Here’s another view–thought I’m doubtful I’ll ever be buttoning that top button.

My swatches were undergauge even on size 11 US, where the fabric just didn’t feel beefy enough. I knit this on 10.5 US needles and knit the largest size–exactly as the pattern calls for it to be knit. It ended up smaller than the largest size, both in length and circumference but it (basically) still fits. It coulda shoulda been otherwise. But I lucked out.

I had trouble following the directions in the Melville book for seaming garter stitch with a slip stitch edge. Her photos weren’t doing it for me. And I just couldn’t–for the longest time—figure out her references to the “outside edge.” I eventually figured out that means the outermost edge of each of the fabrics being joined. In other words, it means you work what is really mattress stitch on the inner sides of the slipped stitches. Duh!

There are no slip stitch edges on the shoulders and I didn’t like the way my mattress stitch was working out. So I picked up stitches along the edge of both the front section and the back section–on 2 separate needles. To work the shoulder section of the seam, I worked a 3-needle bind-off, from the public side so the garter stitch-like ridge would form on the public side.

I heard that everyone is supposed to look nice or sort of OK in this coat, even rolly pollies. Hmm. ‘Nuf said. It would likely be more at home in a yurt on the Russian Steppes. But it is super cozy. And now I can join the rest of the knitting universe who’s knit this Einstein Coat as their garter stitch right of passage. I very much enjoyed the knit.

In my last post I whined about patterns that specify the yarn requirements only in terms of the number of skeins of a particular yarn. You may recall that my Kelbourne Wool Germantown was the gift that kept on giving for that reason. This time, it was my undergauge knitting that ended up leaving me with gobs of extra yarn. Also, from the outset, I knew I’d not be needing much of the yardage from the final humongous skein.

This bulky weight hat knits up super quickly. It’s Helen Rose’s freebie Cozy Ribbed Hat. All it took me to complete it was 85 yards of yarn, size 10 needles, and an hour or two of time.

I find the top interesting and rather organic, if a tad messy.

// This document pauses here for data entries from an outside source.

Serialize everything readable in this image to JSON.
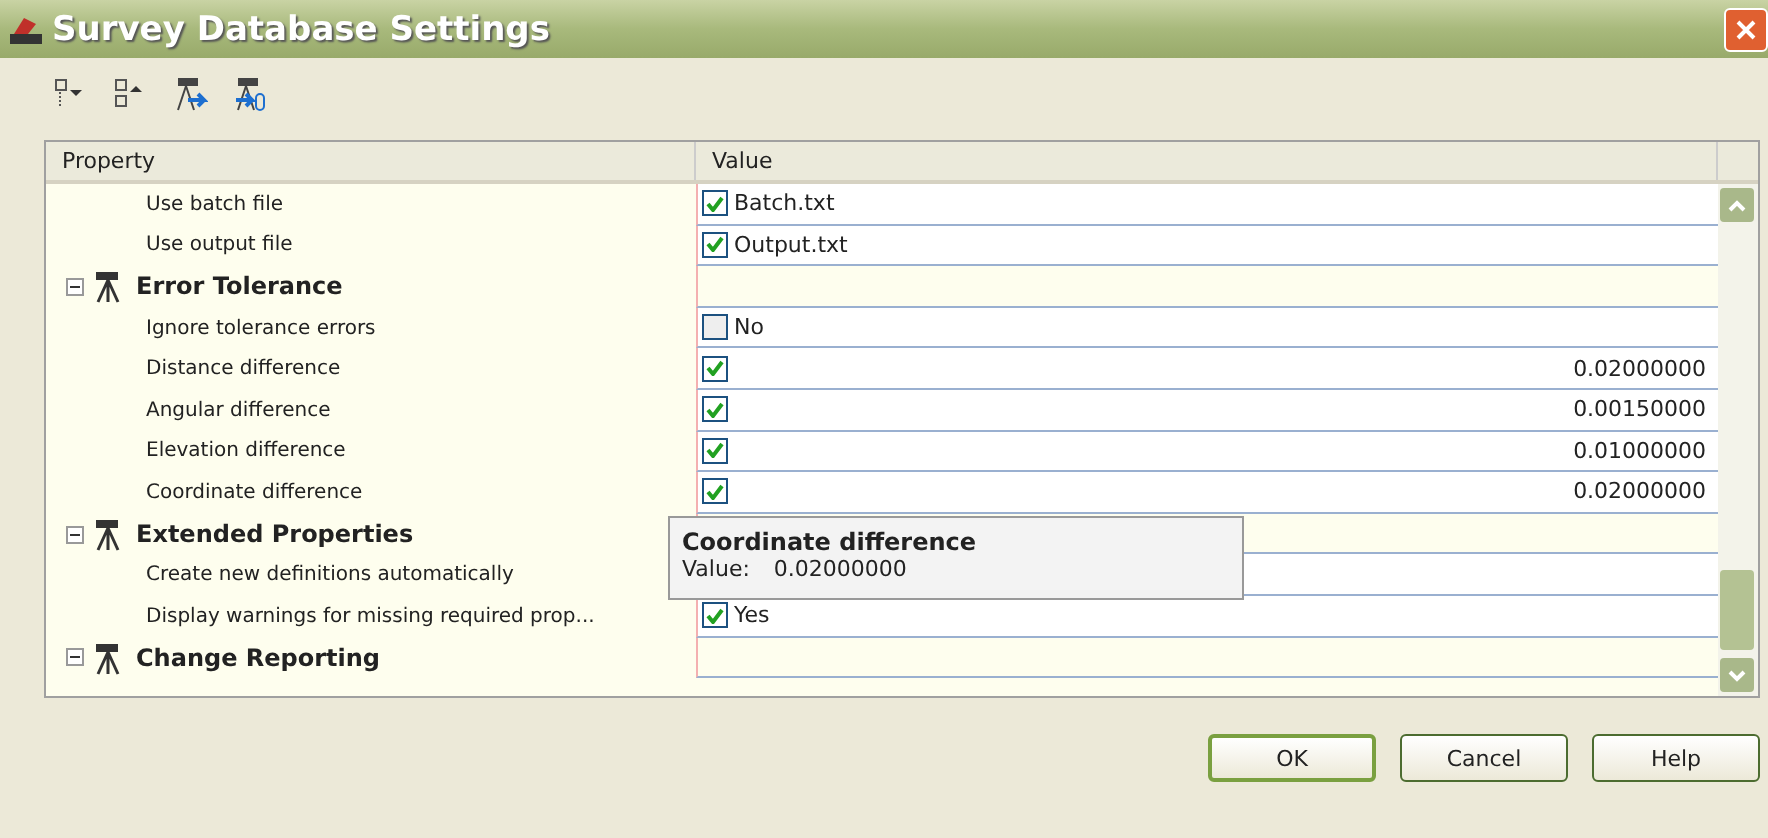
{
  "window": {
    "title": "Survey Database Settings"
  },
  "toolbar": [
    {
      "kind": "expand"
    },
    {
      "kind": "collapse"
    },
    {
      "kind": "export"
    },
    {
      "kind": "import"
    }
  ],
  "grid": {
    "columns": [
      "Property",
      "Value"
    ],
    "rows": [
      {
        "kind": "item",
        "label": "Use batch file",
        "checked": true,
        "text": "Batch.txt"
      },
      {
        "kind": "item",
        "label": "Use output file",
        "checked": true,
        "text": "Output.txt"
      },
      {
        "kind": "category",
        "label": "Error Tolerance",
        "expanded": true
      },
      {
        "kind": "item",
        "label": "Ignore tolerance errors",
        "checked": false,
        "text": "No"
      },
      {
        "kind": "item",
        "label": "Distance difference",
        "checked": true,
        "number": "0.02000000"
      },
      {
        "kind": "item",
        "label": "Angular difference",
        "checked": true,
        "number": "0.00150000"
      },
      {
        "kind": "item",
        "label": "Elevation difference",
        "checked": true,
        "number": "0.01000000"
      },
      {
        "kind": "item",
        "label": "Coordinate difference",
        "checked": true,
        "number": "0.02000000"
      },
      {
        "kind": "category",
        "label": "Extended Properties",
        "expanded": true
      },
      {
        "kind": "item",
        "label": "Create new definitions automatically"
      },
      {
        "kind": "item",
        "label": "Display warnings for missing required prop...",
        "checked": true,
        "text": "Yes"
      },
      {
        "kind": "category",
        "label": "Change Reporting",
        "expanded": true
      }
    ]
  },
  "tooltip": {
    "title": "Coordinate difference",
    "label": "Value:",
    "value": "0.02000000"
  },
  "buttons": [
    {
      "label": "OK",
      "default": true
    },
    {
      "label": "Cancel",
      "default": false
    },
    {
      "label": "Help",
      "default": false
    }
  ]
}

And still the yarn wasn’t used up. This is the Mermaid’s Purl’s Bulky Cabled Hat, another Ravelry freebie. My version used up about 130 yards of yarn. I knit on size 8 US needles for the ribbing and size 10 for the body of the hat.

The pattern suggests adding a pom-pom. That would have been nice. But I rather liked the way the decreases resolved and didn’t want to obscure that design. Plus, I figured it made the hat a bit more unisex to leave the pom-pom off.

I was very much drawn to this next hat. I do not know how to crochet. I can crochet a chain. And, with a lot of hand-holding, I once crocheted a market bag out of rough kitchen cotton. But, to my knit-trained eyeballs, this hat looked like crochet. It’s Anne Claiborne’s Tenure Track. The pattern calls for Aran weight. But since my bulky weight Ecological Wool had already proved itself a lightweight when it came to gauge, I figured I’d be safe giving this hat a try.What creates a bit of a crochet vibe is granite stitch through the main body of the hat. I’ve not worked this stitch before. And I’ve not even heard of it. I was hooked. Granite stitch is a super easy sequence of 4 rounds. You knit round 1, purl 2 together throughout round 2, knit in the front and back of each stitch in round 3, and knit round 4. Easy peasy. I love the effect.

I nominate these crown decreases for a crown decrease prize. Really. It’s ridiculously perfect!

Another feature that makes Tenure Track shine is that it uses very beefy bobbles. If a knitter is going to go to the trouble of bobbling, why end up with limp little dangles? Beefy bobbles are better.  Try to say that three times in a row quickly. I’m inordinately fond of this hat. This one’s for me.